Work request
When a line below contains the string "true", show that line.

"""

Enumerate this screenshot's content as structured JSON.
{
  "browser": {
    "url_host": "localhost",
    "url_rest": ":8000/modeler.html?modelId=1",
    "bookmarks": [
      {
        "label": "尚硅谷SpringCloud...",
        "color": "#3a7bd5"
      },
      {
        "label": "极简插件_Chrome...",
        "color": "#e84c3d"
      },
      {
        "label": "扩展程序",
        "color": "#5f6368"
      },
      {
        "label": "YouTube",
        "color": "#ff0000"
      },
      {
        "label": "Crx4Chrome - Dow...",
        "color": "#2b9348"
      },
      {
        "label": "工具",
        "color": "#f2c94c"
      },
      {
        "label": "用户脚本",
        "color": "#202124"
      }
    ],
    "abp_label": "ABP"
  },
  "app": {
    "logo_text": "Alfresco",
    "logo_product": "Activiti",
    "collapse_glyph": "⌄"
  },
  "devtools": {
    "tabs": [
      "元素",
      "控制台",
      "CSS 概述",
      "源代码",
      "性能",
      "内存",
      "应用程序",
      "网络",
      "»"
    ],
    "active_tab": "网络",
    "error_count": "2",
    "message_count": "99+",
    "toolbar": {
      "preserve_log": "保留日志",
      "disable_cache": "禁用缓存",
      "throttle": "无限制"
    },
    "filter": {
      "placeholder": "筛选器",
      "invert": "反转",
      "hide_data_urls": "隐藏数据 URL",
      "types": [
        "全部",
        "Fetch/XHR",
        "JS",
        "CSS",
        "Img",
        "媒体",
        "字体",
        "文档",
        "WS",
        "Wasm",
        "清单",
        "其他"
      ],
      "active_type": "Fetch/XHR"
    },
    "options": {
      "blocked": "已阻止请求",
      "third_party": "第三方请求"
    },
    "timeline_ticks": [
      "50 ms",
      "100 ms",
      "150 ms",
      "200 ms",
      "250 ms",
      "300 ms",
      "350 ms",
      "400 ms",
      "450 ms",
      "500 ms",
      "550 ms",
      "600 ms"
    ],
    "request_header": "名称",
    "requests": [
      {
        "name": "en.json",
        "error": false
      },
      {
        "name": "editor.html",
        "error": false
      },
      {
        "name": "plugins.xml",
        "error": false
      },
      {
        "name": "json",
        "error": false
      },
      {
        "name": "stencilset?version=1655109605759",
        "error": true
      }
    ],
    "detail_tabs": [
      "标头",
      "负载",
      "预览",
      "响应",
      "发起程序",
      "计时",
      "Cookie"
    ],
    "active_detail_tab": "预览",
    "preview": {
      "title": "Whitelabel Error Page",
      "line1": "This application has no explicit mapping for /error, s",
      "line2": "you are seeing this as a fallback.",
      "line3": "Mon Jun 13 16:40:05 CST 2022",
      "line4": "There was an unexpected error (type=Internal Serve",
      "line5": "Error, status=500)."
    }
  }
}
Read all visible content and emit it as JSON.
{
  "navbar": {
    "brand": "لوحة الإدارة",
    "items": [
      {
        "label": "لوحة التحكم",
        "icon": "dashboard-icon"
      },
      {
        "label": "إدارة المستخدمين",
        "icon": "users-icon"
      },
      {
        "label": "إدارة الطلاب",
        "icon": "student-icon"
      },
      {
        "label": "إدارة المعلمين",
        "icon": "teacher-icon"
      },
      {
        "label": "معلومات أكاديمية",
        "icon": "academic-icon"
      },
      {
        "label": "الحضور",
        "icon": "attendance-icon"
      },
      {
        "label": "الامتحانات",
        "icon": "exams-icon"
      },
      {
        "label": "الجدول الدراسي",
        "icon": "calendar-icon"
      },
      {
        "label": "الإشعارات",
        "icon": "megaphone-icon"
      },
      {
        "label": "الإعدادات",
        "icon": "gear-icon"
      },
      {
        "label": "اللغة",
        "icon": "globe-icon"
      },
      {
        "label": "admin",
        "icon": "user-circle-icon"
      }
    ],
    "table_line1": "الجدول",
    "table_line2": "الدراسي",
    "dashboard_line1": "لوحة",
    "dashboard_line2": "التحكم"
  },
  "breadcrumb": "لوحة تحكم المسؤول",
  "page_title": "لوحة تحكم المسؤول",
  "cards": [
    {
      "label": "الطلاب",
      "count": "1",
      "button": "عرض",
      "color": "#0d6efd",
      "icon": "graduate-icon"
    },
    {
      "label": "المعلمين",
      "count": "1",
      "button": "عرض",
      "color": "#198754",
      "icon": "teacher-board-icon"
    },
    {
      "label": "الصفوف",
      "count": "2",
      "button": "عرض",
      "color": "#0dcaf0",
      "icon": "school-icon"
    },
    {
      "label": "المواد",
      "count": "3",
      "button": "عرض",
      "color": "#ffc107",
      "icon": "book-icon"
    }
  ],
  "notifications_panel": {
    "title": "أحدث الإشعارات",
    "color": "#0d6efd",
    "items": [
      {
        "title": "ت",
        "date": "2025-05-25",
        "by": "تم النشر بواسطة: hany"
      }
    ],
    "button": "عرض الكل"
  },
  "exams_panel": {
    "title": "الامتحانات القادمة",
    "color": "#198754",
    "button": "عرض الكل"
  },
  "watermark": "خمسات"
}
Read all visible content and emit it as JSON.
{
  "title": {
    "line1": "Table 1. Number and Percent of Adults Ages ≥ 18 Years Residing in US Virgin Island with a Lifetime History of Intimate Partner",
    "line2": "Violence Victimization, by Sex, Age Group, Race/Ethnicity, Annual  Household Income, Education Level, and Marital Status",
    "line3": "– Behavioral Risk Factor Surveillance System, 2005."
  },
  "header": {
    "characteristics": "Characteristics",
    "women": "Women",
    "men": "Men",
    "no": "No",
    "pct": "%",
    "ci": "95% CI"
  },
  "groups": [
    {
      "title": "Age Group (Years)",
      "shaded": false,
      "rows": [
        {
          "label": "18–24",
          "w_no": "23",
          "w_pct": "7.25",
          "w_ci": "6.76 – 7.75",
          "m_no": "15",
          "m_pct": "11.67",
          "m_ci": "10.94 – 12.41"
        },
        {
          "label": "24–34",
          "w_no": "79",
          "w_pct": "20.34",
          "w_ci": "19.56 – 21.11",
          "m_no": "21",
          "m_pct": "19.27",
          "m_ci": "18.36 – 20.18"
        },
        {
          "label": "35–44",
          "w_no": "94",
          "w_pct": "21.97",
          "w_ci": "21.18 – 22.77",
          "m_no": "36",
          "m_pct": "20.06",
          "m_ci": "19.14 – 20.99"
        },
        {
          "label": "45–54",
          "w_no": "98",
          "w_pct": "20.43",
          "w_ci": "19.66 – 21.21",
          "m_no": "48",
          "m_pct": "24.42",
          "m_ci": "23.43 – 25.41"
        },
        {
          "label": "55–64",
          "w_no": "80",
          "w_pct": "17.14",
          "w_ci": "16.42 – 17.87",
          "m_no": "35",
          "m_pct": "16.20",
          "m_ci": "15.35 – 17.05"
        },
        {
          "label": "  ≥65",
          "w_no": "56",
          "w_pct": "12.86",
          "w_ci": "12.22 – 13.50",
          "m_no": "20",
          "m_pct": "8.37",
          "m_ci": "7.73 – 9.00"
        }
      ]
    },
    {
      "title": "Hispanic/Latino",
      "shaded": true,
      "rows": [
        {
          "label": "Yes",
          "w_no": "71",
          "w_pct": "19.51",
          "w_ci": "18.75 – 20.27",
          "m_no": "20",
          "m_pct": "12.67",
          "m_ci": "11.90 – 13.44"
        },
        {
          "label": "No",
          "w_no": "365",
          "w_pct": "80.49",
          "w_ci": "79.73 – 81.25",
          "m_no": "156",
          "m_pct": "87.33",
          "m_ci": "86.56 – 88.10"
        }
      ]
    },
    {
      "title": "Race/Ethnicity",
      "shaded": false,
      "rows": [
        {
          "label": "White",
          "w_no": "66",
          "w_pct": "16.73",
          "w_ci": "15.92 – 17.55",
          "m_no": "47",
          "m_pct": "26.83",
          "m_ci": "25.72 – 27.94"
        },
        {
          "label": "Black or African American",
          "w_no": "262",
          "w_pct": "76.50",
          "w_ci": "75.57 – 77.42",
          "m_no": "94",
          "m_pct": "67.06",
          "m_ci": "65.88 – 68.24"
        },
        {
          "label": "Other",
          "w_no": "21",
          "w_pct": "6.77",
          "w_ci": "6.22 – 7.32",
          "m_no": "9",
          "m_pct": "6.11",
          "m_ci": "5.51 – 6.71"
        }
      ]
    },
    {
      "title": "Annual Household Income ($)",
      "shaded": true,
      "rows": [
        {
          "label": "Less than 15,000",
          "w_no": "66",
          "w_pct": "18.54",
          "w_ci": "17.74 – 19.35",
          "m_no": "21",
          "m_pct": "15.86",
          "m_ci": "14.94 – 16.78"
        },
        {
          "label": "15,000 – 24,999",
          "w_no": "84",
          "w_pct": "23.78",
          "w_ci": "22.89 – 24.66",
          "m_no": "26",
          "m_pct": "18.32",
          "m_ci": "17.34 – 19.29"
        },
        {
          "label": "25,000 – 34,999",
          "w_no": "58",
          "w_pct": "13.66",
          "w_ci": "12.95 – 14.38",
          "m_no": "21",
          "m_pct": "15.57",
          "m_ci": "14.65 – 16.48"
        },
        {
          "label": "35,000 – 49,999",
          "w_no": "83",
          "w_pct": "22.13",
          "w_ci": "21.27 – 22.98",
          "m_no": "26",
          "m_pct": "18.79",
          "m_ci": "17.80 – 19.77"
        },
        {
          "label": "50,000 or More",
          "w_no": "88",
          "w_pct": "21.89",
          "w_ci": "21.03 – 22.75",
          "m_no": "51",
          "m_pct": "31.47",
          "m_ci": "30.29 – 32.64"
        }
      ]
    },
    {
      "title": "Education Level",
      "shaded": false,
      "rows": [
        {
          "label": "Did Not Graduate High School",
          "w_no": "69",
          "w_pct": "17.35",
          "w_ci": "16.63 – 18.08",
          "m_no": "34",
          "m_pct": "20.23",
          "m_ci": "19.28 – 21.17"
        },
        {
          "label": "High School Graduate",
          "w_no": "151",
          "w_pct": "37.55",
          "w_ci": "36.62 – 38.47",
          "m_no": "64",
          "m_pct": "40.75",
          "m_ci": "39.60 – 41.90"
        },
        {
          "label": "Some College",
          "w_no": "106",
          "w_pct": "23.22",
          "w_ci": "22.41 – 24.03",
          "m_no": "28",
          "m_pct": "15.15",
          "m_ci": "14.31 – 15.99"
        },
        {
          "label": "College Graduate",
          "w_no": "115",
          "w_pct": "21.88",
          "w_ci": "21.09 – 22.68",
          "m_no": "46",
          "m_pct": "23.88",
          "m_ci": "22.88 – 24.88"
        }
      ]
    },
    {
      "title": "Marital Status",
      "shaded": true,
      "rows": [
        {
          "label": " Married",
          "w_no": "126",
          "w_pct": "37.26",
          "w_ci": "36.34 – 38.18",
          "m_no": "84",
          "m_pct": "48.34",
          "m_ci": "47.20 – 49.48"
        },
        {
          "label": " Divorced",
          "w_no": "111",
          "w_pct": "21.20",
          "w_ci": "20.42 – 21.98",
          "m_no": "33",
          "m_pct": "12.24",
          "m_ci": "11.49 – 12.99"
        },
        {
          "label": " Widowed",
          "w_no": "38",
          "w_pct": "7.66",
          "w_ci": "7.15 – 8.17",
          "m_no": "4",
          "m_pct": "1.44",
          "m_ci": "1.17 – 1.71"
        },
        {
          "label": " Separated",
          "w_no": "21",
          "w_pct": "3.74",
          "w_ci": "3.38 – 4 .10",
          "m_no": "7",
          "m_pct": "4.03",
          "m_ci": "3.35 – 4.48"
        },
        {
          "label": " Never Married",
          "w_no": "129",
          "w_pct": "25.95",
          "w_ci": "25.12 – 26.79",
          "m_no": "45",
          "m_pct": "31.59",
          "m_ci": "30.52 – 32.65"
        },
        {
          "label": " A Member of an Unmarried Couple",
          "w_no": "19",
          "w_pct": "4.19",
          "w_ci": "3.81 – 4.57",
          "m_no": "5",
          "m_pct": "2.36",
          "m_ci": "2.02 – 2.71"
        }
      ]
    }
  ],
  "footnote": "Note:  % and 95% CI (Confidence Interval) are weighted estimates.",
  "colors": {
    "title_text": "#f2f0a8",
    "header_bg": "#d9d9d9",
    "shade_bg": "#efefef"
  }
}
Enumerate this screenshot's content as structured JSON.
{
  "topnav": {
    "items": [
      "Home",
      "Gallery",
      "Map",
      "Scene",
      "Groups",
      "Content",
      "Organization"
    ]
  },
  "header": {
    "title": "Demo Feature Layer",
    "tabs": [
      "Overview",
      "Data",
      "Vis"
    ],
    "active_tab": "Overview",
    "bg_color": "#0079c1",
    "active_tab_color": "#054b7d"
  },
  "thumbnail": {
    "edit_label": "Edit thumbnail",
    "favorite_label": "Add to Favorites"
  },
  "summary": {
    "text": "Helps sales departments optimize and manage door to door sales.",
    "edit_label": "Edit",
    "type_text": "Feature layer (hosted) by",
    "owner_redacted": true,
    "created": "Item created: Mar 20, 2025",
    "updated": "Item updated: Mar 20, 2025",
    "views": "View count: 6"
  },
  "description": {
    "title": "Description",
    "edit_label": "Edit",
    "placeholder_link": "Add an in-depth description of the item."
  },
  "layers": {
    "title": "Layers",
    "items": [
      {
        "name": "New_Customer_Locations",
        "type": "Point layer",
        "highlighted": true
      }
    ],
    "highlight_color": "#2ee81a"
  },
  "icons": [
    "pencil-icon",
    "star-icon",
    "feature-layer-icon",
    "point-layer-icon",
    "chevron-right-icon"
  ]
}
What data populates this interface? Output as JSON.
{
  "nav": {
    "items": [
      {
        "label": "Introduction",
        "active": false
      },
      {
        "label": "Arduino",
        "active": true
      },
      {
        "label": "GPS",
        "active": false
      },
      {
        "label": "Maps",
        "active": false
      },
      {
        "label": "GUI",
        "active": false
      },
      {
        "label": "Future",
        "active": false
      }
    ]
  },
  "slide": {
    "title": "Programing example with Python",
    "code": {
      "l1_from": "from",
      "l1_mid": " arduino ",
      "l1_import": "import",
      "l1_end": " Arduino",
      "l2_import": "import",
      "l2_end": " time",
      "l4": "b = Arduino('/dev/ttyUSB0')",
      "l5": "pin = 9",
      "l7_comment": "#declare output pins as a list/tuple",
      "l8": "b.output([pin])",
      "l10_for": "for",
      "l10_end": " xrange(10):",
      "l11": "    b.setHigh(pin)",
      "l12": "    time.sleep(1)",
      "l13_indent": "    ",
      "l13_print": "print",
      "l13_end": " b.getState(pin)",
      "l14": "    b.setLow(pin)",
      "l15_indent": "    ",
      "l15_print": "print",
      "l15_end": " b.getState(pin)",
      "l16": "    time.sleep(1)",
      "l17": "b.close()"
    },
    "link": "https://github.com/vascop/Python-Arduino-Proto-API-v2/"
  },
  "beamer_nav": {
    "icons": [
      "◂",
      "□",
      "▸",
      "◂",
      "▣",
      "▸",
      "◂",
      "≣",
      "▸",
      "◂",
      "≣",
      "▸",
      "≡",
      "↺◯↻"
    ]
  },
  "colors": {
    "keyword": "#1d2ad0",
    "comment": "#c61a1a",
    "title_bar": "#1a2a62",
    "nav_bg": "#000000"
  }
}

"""

Response area
        "error": true
      "shaded": true,
      "shaded": true,
      "shaded": true,
    "owner_redacted": true,
        "highlighted": true
        "active": true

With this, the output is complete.